#### WHAT TO WORK ON
Line by line, retype the material exactly and leave each picture out.
>>
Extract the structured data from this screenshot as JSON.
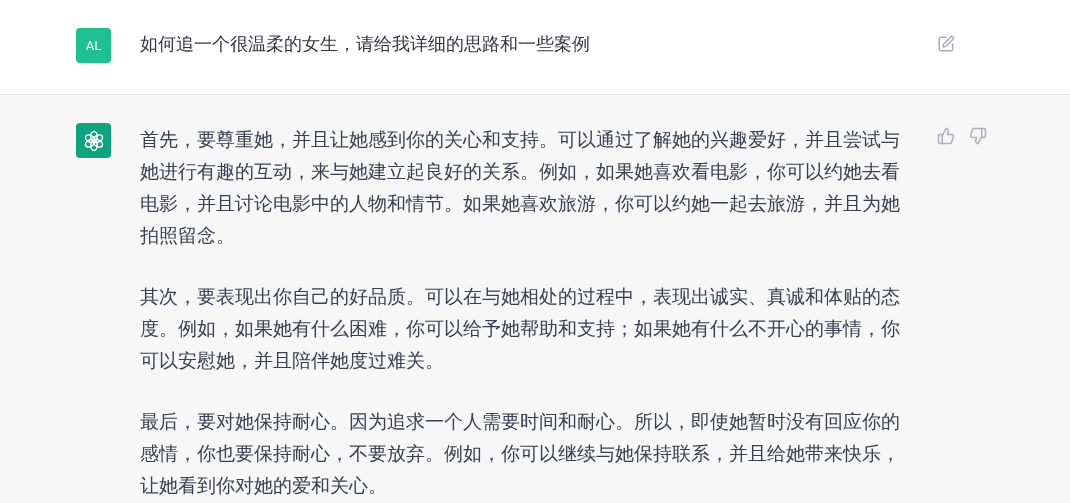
{
  "user_message": {
    "avatar": "AL",
    "text": "如何追一个很温柔的女生，请给我详细的思路和一些案例"
  },
  "assistant_message": {
    "paragraphs": [
      "首先，要尊重她，并且让她感到你的关心和支持。可以通过了解她的兴趣爱好，并且尝试与她进行有趣的互动，来与她建立起良好的关系。例如，如果她喜欢看电影，你可以约她去看电影，并且讨论电影中的人物和情节。如果她喜欢旅游，你可以约她一起去旅游，并且为她拍照留念。",
      "其次，要表现出你自己的好品质。可以在与她相处的过程中，表现出诚实、真诚和体贴的态度。例如，如果她有什么困难，你可以给予她帮助和支持；如果她有什么不开心的事情，你可以安慰她，并且陪伴她度过难关。",
      "最后，要对她保持耐心。因为追求一个人需要时间和耐心。所以，即使她暂时没有回应你的感情，你也要保持耐心，不要放弃。例如，你可以继续与她保持联系，并且给她带来快乐，让她看到你对她的爱和关心。"
    ]
  }
}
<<
#### REPLY
Extract the structured data from this screenshot as JSON.
{
  "user_message": {
    "avatar": "AL",
    "text": "如何追一个很温柔的女生，请给我详细的思路和一些案例"
  },
  "assistant_message": {
    "paragraphs": [
      "首先，要尊重她，并且让她感到你的关心和支持。可以通过了解她的兴趣爱好，并且尝试与她进行有趣的互动，来与她建立起良好的关系。例如，如果她喜欢看电影，你可以约她去看电影，并且讨论电影中的人物和情节。如果她喜欢旅游，你可以约她一起去旅游，并且为她拍照留念。",
      "其次，要表现出你自己的好品质。可以在与她相处的过程中，表现出诚实、真诚和体贴的态度。例如，如果她有什么困难，你可以给予她帮助和支持；如果她有什么不开心的事情，你可以安慰她，并且陪伴她度过难关。",
      "最后，要对她保持耐心。因为追求一个人需要时间和耐心。所以，即使她暂时没有回应你的感情，你也要保持耐心，不要放弃。例如，你可以继续与她保持联系，并且给她带来快乐，让她看到你对她的爱和关心。"
    ]
  }
}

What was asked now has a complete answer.